Yesterday, I began sorting boxes my parents delivered over a year ago after Jacob and I moved into the house. One of these boxes was a mix of school papers, including some of my earliest poetry. These are the poems I’d forgotten about.
Based on the folder, they were written sometime between 2000 and 2005, so I was between ages 10 and 16. As I go through these some will be hilarious and worth keeping for that reason alone. Some are insights into the mind of an adolescent alive during that time period and the observations they chose to write down.
I’m started with a series of four untitled poems, four lines each. Now, enjoy some childish, painful forced rhyme.
Sometimes I’m jealous Of those who win All the things That might have been
We tend to love What time we waste The past is delicious; Time? An acquired taste.
Oh Glory Be! In times we say As all hope drifts far away It is the clouded sea she took And my heart – a little brook
Sometimes the world just passes by A shock so sudden we can’t cry With each candle on birthday cake Comes regret with decisions we make
Thank you for taking the time to read these today! Without you these posts don’t carry the same meaning. Have you ever found any of your old writing? What did you think of it? What do you think of these? I’d love to hear in the comments!
If you’d like to see more of my forgotten poetry, please like, comment, and/or share this post. It helps me know what content my readers are most interested in seeing, so I can better know what to share here.
This is an experimental piece I’ve played around with since its first draft in 2015. Since then it morphed into what it is now and I decided that it was time to throw it out into the world for some feedback. My editor didn’t have much to provide, so maybe others can help?
The initial idea:
How can I tell a story from the perspective of something that would normally not be given the benefit of thought and perception?
How would a house try to communicate with its occupants?
I had to make certain decisions that frustrated me, such as the house being able to read and understand English.
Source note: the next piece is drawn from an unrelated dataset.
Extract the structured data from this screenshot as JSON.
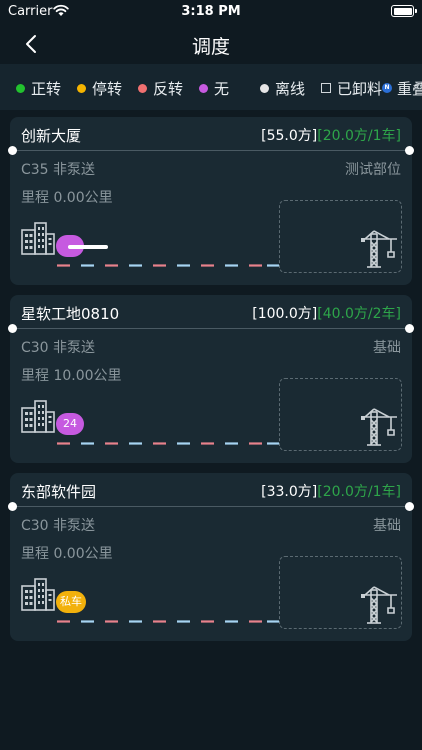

This introduced a supernatural element that, while I am already pushing things by talking about a house capable of thought and perception, seemed a bit too farfetched.
Another thing that frustrated me about this piece: the house’s existential crisis.
What are your thoughts on the piece? Do you have feedback?
Thank you so much for taking the time to read my work and I hope you have a wonderful rest of your day!
Cultured like roadkill On a hot summer’s day Drive by high speed 18 wheeler fly by Accents rolling off tongues Cleaner than a sailors With the artificial faiths Of political bumper stickers The cults of dental insurance Filtering through Eisenhower’s veins With flashbulb cameras And Hollywood trends They choke on their implosion Exposed maggots chewing away The rotten insides Of the country we mowed down On our way to a National Park
Thank you so much for reading my new poem today! If you found connection to its words, please consider liking, commenting, and/or sharing it with others. Truly, I am grateful for the time you spent reading my work.